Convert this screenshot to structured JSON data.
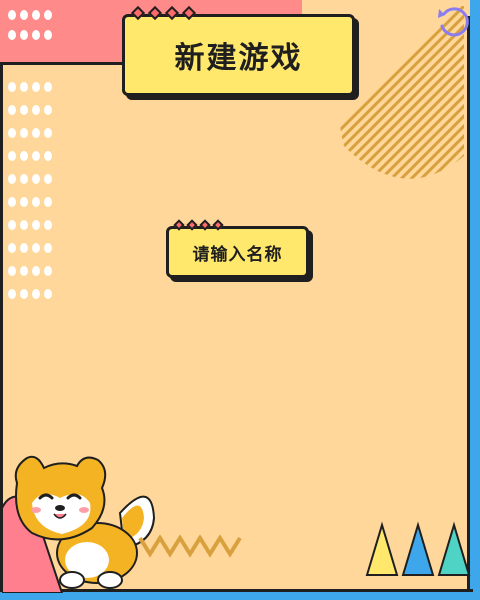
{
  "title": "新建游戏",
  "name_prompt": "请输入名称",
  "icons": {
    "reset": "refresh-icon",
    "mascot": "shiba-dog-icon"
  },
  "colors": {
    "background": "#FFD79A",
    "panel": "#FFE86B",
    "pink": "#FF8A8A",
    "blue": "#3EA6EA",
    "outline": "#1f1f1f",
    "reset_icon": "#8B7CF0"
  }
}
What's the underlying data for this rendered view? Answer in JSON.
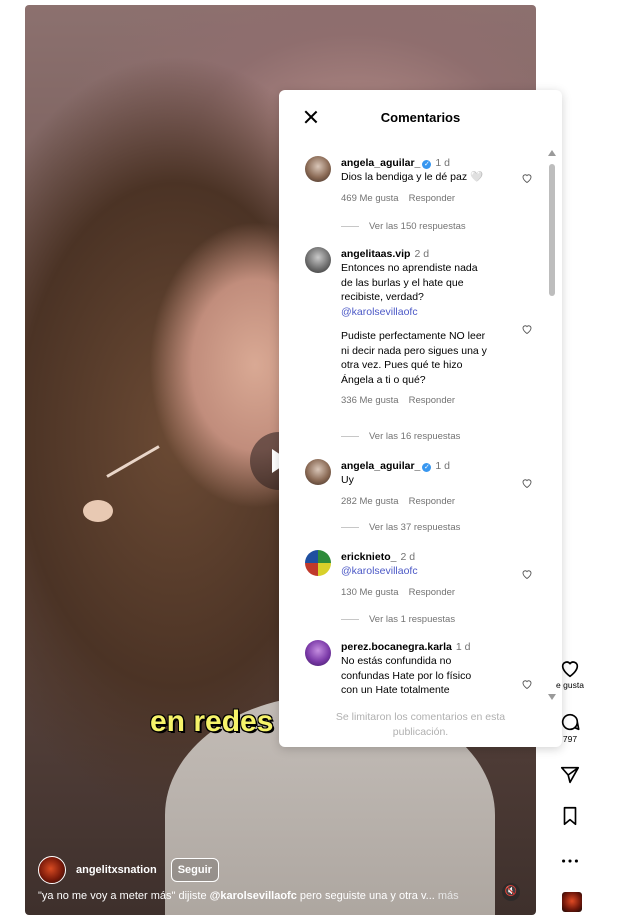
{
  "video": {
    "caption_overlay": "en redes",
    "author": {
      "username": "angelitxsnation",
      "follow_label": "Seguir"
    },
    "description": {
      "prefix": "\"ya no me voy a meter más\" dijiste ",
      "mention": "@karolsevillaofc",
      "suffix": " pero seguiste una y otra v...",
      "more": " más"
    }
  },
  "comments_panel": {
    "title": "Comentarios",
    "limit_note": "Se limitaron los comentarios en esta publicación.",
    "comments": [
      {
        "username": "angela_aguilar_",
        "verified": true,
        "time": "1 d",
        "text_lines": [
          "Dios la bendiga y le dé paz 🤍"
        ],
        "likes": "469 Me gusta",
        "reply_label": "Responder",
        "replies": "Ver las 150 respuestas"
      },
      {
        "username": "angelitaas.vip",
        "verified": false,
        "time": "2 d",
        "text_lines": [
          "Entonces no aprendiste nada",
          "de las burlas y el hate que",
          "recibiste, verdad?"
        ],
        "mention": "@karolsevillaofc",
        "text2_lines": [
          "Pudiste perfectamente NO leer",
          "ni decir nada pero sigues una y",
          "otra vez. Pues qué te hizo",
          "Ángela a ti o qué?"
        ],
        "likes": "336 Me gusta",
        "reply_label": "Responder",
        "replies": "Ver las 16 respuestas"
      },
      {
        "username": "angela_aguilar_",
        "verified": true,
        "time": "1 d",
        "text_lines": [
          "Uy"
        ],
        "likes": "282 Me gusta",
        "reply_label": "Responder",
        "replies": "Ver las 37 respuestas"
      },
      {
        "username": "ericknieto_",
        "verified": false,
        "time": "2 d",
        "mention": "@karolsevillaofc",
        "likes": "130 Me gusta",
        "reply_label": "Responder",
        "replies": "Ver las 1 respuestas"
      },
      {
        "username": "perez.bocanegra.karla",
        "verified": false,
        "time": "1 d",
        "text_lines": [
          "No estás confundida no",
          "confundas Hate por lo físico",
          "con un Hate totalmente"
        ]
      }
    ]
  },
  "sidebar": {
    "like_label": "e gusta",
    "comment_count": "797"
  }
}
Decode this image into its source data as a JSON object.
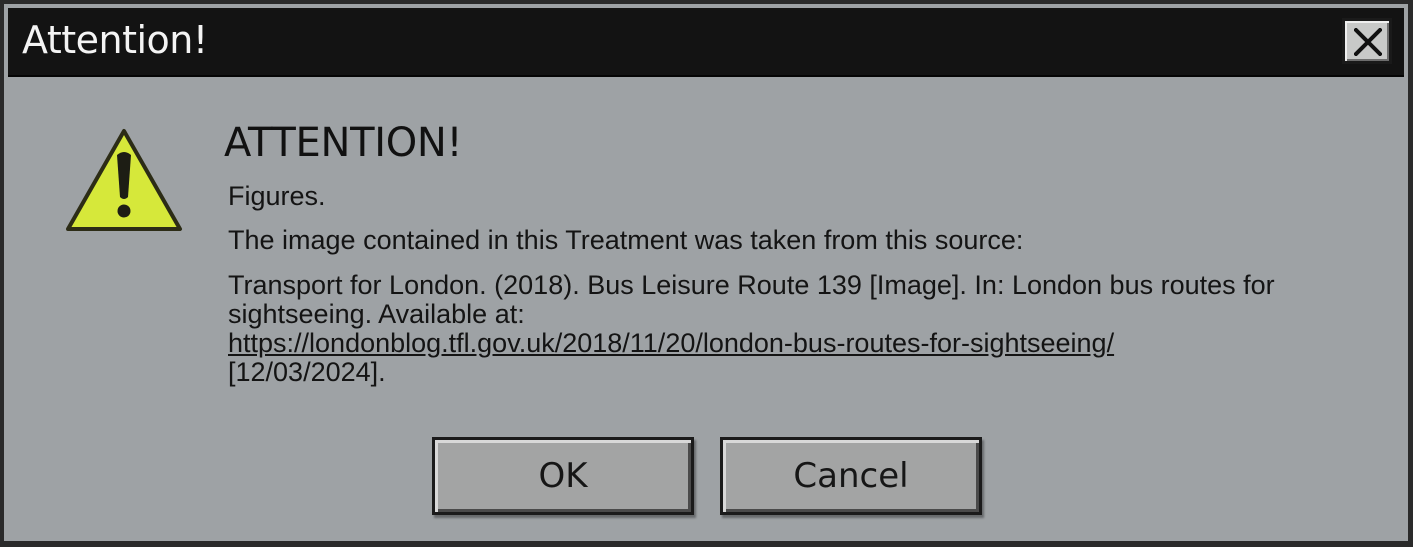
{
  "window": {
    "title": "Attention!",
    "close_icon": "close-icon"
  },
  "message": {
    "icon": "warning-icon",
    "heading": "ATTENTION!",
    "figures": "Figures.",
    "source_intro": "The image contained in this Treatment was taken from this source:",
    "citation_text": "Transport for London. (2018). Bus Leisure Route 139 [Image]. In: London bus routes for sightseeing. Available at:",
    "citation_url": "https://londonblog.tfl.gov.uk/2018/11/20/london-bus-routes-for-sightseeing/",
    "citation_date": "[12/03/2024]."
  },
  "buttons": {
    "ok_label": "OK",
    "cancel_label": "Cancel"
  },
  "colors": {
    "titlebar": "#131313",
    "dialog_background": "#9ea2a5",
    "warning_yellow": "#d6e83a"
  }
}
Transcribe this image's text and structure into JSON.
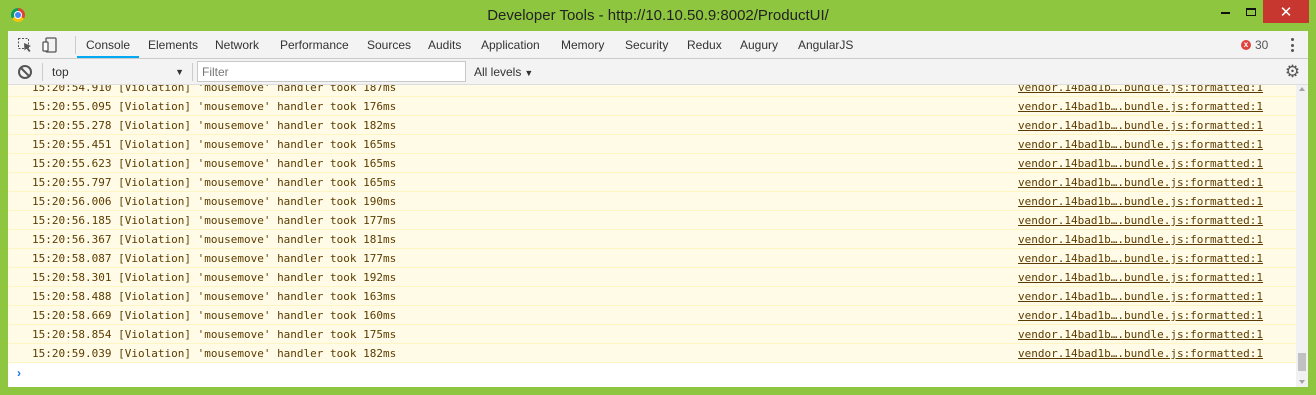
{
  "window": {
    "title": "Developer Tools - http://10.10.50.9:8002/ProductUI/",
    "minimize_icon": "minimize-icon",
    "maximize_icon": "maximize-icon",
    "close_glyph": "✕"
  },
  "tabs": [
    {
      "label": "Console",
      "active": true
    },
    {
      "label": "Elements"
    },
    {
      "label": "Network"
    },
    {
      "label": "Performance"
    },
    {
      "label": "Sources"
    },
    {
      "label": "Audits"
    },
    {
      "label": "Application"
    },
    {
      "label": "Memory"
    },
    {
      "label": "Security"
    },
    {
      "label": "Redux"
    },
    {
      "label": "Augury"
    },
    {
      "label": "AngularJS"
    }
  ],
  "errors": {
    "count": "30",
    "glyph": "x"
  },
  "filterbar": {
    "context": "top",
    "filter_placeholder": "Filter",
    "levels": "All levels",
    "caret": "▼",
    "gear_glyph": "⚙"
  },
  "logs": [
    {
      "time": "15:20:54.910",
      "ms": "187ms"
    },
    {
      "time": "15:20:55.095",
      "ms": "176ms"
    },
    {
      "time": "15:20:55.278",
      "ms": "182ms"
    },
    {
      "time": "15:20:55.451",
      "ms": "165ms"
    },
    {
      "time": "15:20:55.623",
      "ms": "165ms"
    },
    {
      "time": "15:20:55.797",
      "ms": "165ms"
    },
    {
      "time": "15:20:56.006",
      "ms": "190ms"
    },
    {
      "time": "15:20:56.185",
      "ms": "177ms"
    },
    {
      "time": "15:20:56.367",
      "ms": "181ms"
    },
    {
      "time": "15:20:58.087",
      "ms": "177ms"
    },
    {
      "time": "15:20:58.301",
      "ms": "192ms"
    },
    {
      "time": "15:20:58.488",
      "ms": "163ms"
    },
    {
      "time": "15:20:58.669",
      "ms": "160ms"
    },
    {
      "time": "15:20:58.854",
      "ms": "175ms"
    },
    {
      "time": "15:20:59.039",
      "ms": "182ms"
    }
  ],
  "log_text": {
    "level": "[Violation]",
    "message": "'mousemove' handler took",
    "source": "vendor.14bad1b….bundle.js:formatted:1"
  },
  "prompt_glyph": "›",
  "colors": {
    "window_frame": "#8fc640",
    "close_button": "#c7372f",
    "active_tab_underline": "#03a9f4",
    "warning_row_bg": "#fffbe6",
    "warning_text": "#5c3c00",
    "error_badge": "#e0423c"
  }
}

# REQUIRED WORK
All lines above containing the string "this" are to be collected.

# SOLVED EXERCISE
Convert this screenshot to structured JSON data.
What's the underlying data for this rendered view? Answer in JSON.
Decode this image into its source data as a JSON object.
    "source_intro": "The image contained in this Treatment was taken from this source:",
Transcribe this image's text and structure into JSON.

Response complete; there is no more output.